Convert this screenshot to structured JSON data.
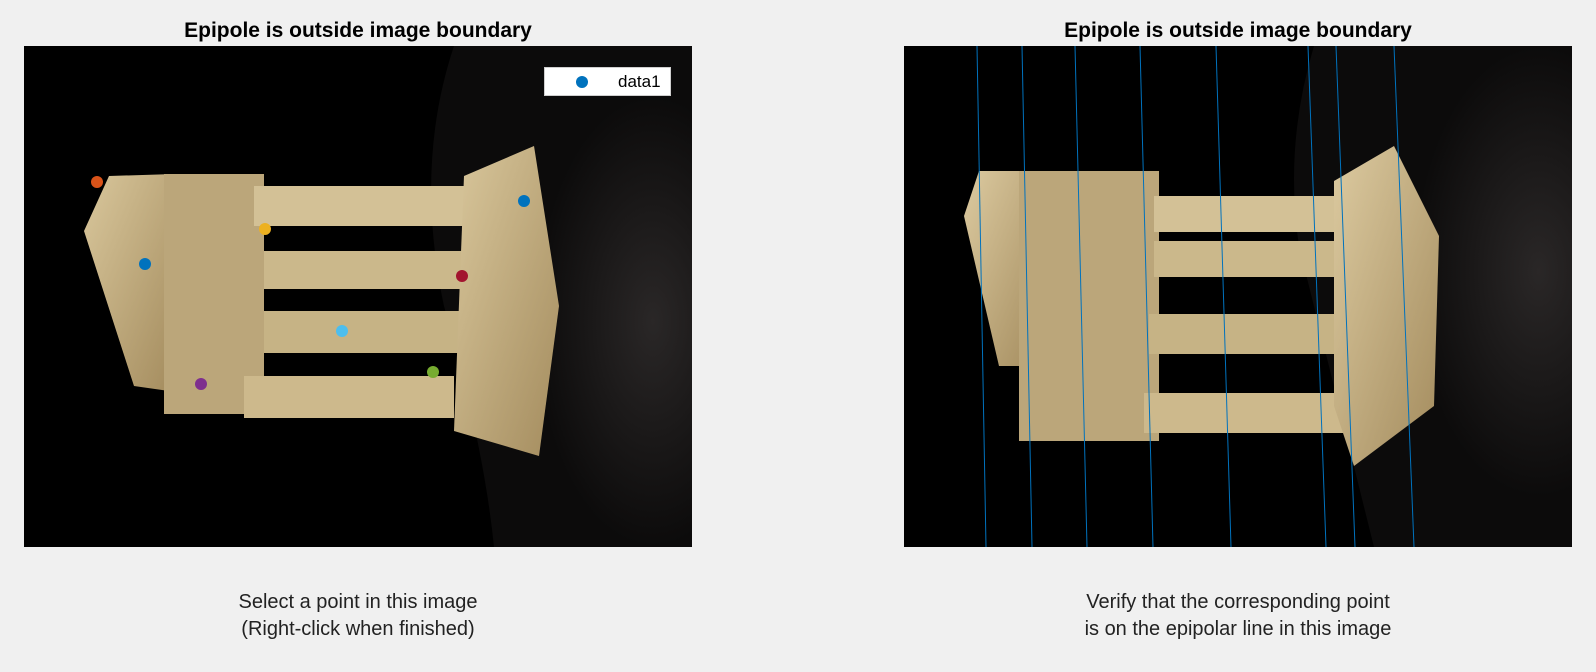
{
  "left": {
    "title": "Epipole is outside image boundary",
    "caption": [
      "Select a point in this image",
      "(Right-click when finished)"
    ],
    "legend": {
      "label": "data1",
      "marker_color": "#0072bd"
    },
    "points": [
      {
        "name": "point-orange",
        "color": "#d95319"
      },
      {
        "name": "point-blue",
        "color": "#0072bd"
      },
      {
        "name": "point-yellow",
        "color": "#edb120"
      },
      {
        "name": "point-blue-left",
        "color": "#0072bd"
      },
      {
        "name": "point-red",
        "color": "#a2142f"
      },
      {
        "name": "point-cyan",
        "color": "#4dbeee"
      },
      {
        "name": "point-green",
        "color": "#77ac30"
      },
      {
        "name": "point-purple",
        "color": "#7e2f8e"
      }
    ]
  },
  "right": {
    "title": "Epipole is outside image boundary",
    "caption": [
      "Verify that the corresponding point",
      "is on the epipolar line in this image"
    ],
    "line_color": "#0072bd",
    "epipolar_line_count": 8
  }
}
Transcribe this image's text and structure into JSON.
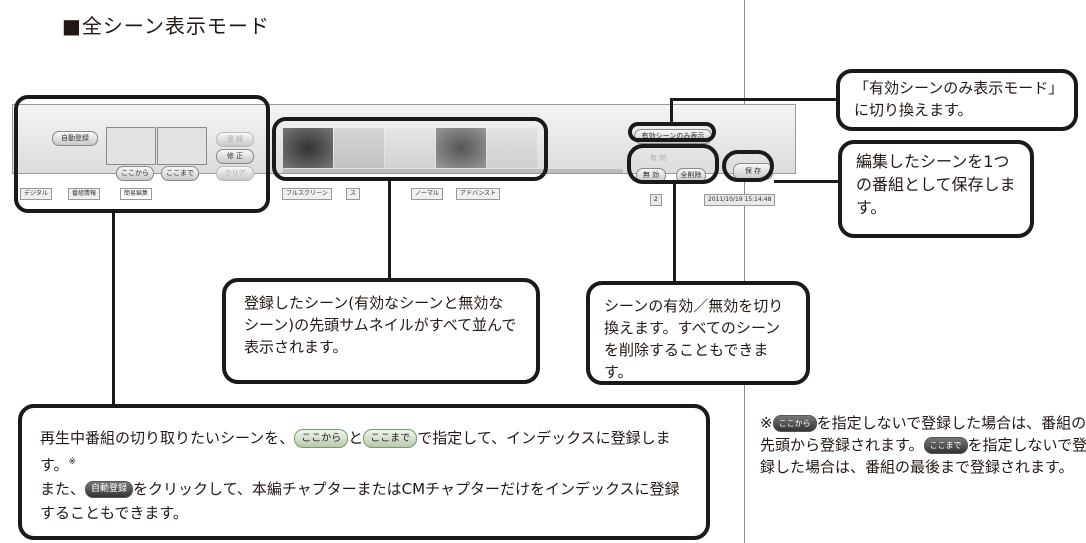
{
  "title": "■全シーン表示モード",
  "toolbar": {
    "auto_register": "自動登録",
    "register": "登 録",
    "fix": "修 正",
    "clear": "クリア",
    "from_here": "ここから",
    "to_here": "ここまで",
    "tabs": [
      "デジタル",
      "番組情報",
      "簡易編集"
    ],
    "view_buttons": [
      "フルスクリーン",
      "ス",
      "ノーマル",
      "アドバンスト"
    ],
    "valid_only_mode": "有効シーンのみ表示",
    "valid": "有 効",
    "invalid": "無 効",
    "delete_all": "全削除",
    "save": "保 存",
    "datetime": "2011/10/19 15:14:48",
    "status_abbrev": "2"
  },
  "callouts": {
    "valid_only": "「有効シーンのみ表示モード」に切り換えます。",
    "save": "編集したシーンを1つの番組として保存します。",
    "thumbnails": "登録したシーン(有効なシーンと無効なシーン)の先頭サムネイルがすべて並んで表示されます。",
    "toggle": "シーンの有効／無効を切り換えます。すべてのシーンを削除することもできます。",
    "bottom_p1": "再生中番組の切り取りたいシーンを、",
    "bottom_and": "と",
    "bottom_p2": "で指定して、インデックスに登録します。",
    "bottom_mark": "※",
    "bottom_p3": "また、",
    "bottom_p4": "をクリックして、本編チャプターまたはCMチャプターだけをインデックスに登録することもできます。"
  },
  "note": {
    "mark": "※",
    "p1": "を指定しないで登録した場合は、番組の先頭から登録されます。",
    "p2": "を指定しないで登録した場合は、番組の最後まで登録されます。"
  }
}
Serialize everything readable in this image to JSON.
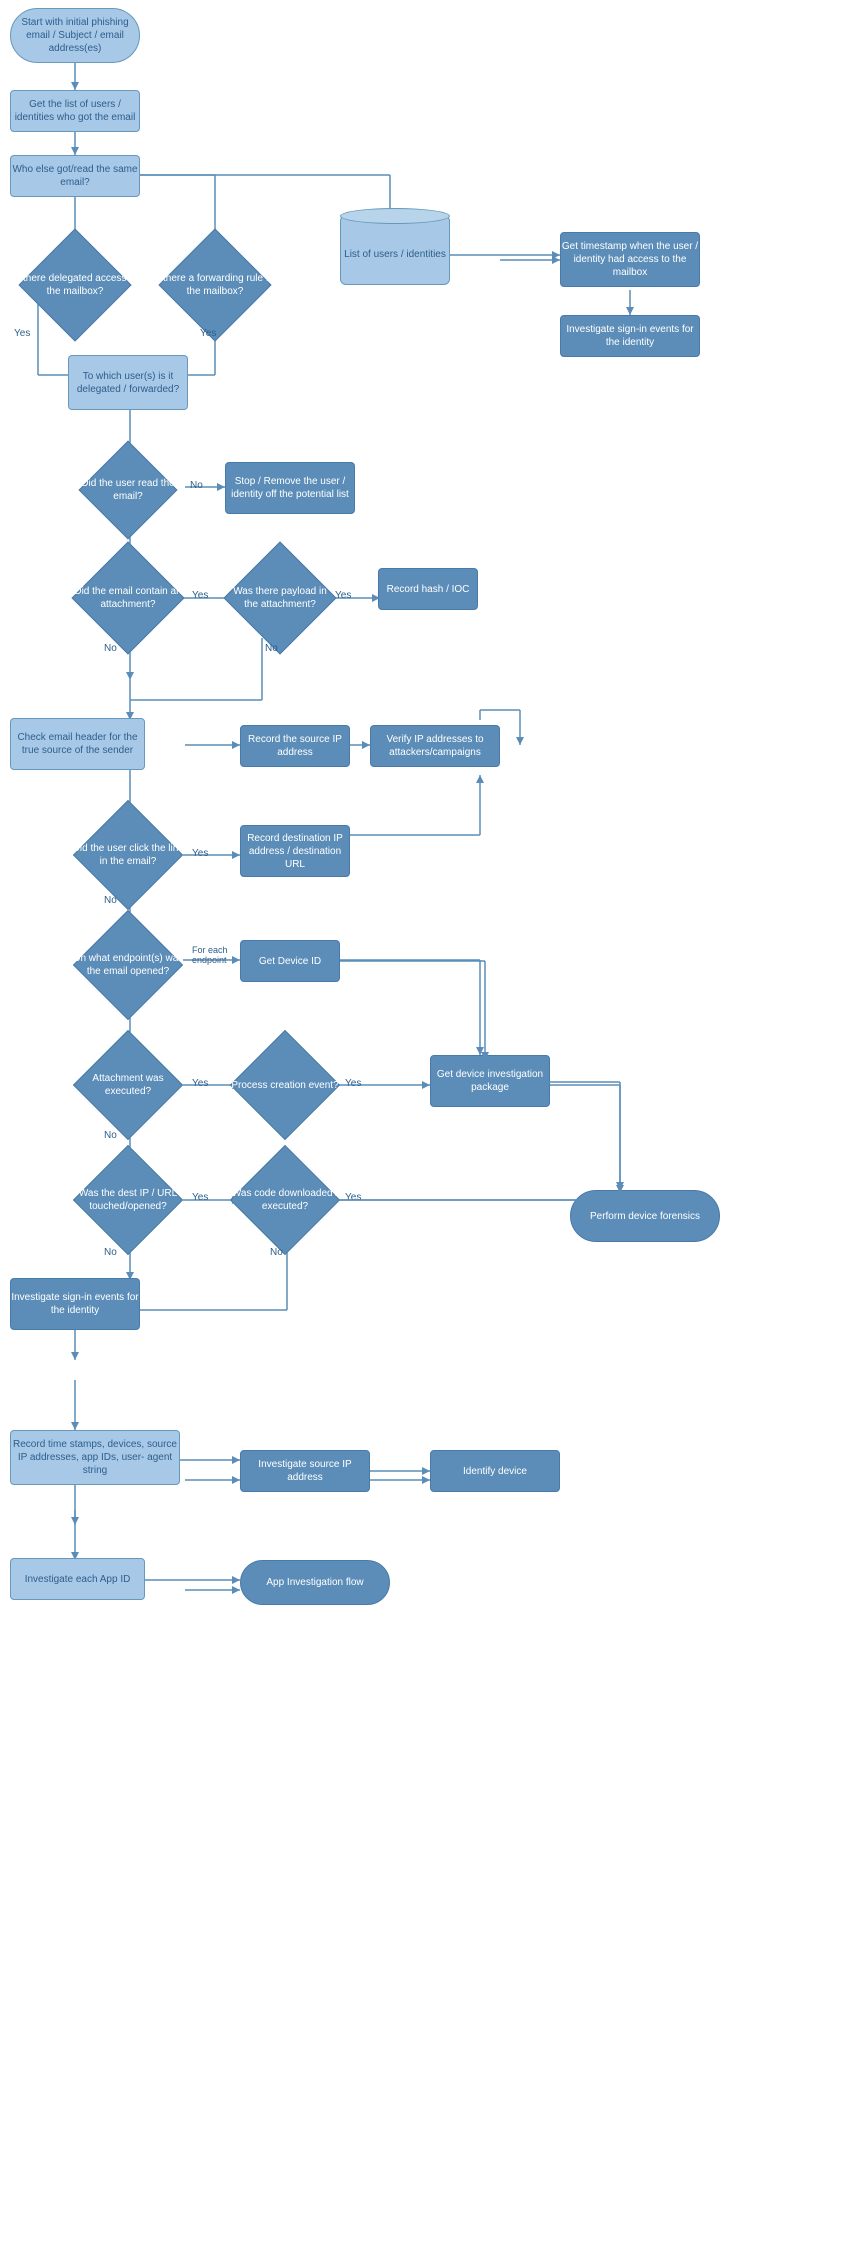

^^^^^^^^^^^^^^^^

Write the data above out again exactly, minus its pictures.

● **RESULT FOR THIS TASK**:
Convert this screenshot to structured JSON data.
{
  "left": {
    "title": "Epipole is outside image boundary",
    "caption": [
      "Select a point in this image",
      "(Right-click when finished)"
    ],
    "legend": {
      "label": "data1",
      "marker_color": "#0072bd"
    },
    "points": [
      {
        "name": "point-orange",
        "color": "#d95319"
      },
      {
        "name": "point-blue",
        "color": "#0072bd"
      },
      {
        "name": "point-yellow",
        "color": "#edb120"
      },
      {
        "name": "point-blue-left",
        "color": "#0072bd"
      },
      {
        "name": "point-red",
        "color": "#a2142f"
      },
      {
        "name": "point-cyan",
        "color": "#4dbeee"
      },
      {
        "name": "point-green",
        "color": "#77ac30"
      },
      {
        "name": "point-purple",
        "color": "#7e2f8e"
      }
    ]
  },
  "right": {
    "title": "Epipole is outside image boundary",
    "caption": [
      "Verify that the corresponding point",
      "is on the epipolar line in this image"
    ],
    "line_color": "#0072bd",
    "epipolar_line_count": 8
  }
}
Transcribe this image's text and structure into JSON.
{
  "title": "■全シーン表示モード",
  "toolbar": {
    "auto_register": "自動登録",
    "register": "登 録",
    "fix": "修 正",
    "clear": "クリア",
    "from_here": "ここから",
    "to_here": "ここまで",
    "tabs": [
      "デジタル",
      "番組情報",
      "簡易編集"
    ],
    "view_buttons": [
      "フルスクリーン",
      "ス",
      "ノーマル",
      "アドバンスト"
    ],
    "valid_only_mode": "有効シーンのみ表示",
    "valid": "有 効",
    "invalid": "無 効",
    "delete_all": "全削除",
    "save": "保 存",
    "datetime": "2011/10/19 15:14:48",
    "status_abbrev": "2"
  },
  "callouts": {
    "valid_only": "「有効シーンのみ表示モード」に切り換えます。",
    "save": "編集したシーンを1つの番組として保存します。",
    "thumbnails": "登録したシーン(有効なシーンと無効なシーン)の先頭サムネイルがすべて並んで表示されます。",
    "toggle": "シーンの有効／無効を切り換えます。すべてのシーンを削除することもできます。",
    "bottom_p1": "再生中番組の切り取りたいシーンを、",
    "bottom_and": "と",
    "bottom_p2": "で指定して、インデックスに登録します。",
    "bottom_mark": "※",
    "bottom_p3": "また、",
    "bottom_p4": "をクリックして、本編チャプターまたはCMチャプターだけをインデックスに登録することもできます。"
  },
  "note": {
    "mark": "※",
    "p1": "を指定しないで登録した場合は、番組の先頭から登録されます。",
    "p2": "を指定しないで登録した場合は、番組の最後まで登録されます。"
  }
}
Serialize everything readable in this image to JSON.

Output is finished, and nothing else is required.